**Stored dataset items:**
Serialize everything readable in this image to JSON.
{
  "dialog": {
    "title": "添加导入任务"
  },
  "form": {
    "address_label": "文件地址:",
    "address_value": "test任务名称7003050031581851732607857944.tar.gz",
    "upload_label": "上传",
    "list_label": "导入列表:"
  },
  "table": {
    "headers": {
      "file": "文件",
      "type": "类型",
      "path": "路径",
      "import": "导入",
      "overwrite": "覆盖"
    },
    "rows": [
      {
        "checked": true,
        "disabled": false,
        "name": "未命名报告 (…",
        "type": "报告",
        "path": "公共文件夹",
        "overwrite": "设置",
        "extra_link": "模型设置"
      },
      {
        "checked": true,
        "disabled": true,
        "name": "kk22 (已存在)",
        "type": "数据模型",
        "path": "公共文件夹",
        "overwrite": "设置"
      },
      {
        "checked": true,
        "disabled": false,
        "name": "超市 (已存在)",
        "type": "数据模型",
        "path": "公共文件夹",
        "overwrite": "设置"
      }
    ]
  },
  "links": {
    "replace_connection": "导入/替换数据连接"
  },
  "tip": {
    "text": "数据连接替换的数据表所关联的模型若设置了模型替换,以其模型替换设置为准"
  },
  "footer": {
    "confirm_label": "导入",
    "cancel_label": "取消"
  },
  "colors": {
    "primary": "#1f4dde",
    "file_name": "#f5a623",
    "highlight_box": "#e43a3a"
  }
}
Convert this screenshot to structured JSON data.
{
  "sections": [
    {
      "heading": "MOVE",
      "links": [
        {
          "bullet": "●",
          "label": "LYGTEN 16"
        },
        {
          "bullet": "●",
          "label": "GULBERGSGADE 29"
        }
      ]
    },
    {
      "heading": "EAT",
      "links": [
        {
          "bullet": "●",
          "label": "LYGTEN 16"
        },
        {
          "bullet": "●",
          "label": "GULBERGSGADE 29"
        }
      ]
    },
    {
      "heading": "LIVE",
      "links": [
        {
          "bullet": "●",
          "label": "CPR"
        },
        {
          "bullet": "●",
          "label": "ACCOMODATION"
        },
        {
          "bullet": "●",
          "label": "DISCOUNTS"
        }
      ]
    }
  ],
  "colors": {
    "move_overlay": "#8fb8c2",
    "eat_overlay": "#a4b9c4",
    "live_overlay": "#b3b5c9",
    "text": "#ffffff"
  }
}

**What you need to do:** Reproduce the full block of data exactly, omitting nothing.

**Output:**
Serialize everything readable in this image to JSON.
{
  "dialog": {
    "title": "添加导入任务"
  },
  "form": {
    "address_label": "文件地址:",
    "address_value": "test任务名称7003050031581851732607857944.tar.gz",
    "upload_label": "上传",
    "list_label": "导入列表:"
  },
  "table": {
    "headers": {
      "file": "文件",
      "type": "类型",
      "path": "路径",
      "import": "导入",
      "overwrite": "覆盖"
    },
    "rows": [
      {
        "checked": true,
        "disabled": false,
        "name": "未命名报告 (…",
        "type": "报告",
        "path": "公共文件夹",
        "overwrite": "设置",
        "extra_link": "模型设置"
      },
      {
        "checked": true,
        "disabled": true,
        "name": "kk22 (已存在)",
        "type": "数据模型",
        "path": "公共文件夹",
        "overwrite": "设置"
      },
      {
        "checked": true,
        "disabled": false,
        "name": "超市 (已存在)",
        "type": "数据模型",
        "path": "公共文件夹",
        "overwrite": "设置"
      }
    ]
  },
  "links": {
    "replace_connection": "导入/替换数据连接"
  },
  "tip": {
    "text": "数据连接替换的数据表所关联的模型若设置了模型替换,以其模型替换设置为准"
  },
  "footer": {
    "confirm_label": "导入",
    "cancel_label": "取消"
  },
  "colors": {
    "primary": "#1f4dde",
    "file_name": "#f5a623",
    "highlight_box": "#e43a3a"
  }
}
Convert this screenshot to structured JSON data.
{
  "sections": [
    {
      "heading": "MOVE",
      "links": [
        {
          "bullet": "●",
          "label": "LYGTEN 16"
        },
        {
          "bullet": "●",
          "label": "GULBERGSGADE 29"
        }
      ]
    },
    {
      "heading": "EAT",
      "links": [
        {
          "bullet": "●",
          "label": "LYGTEN 16"
        },
        {
          "bullet": "●",
          "label": "GULBERGSGADE 29"
        }
      ]
    },
    {
      "heading": "LIVE",
      "links": [
        {
          "bullet": "●",
          "label": "CPR"
        },
        {
          "bullet": "●",
          "label": "ACCOMODATION"
        },
        {
          "bullet": "●",
          "label": "DISCOUNTS"
        }
      ]
    }
  ],
  "colors": {
    "move_overlay": "#8fb8c2",
    "eat_overlay": "#a4b9c4",
    "live_overlay": "#b3b5c9",
    "text": "#ffffff"
  }
}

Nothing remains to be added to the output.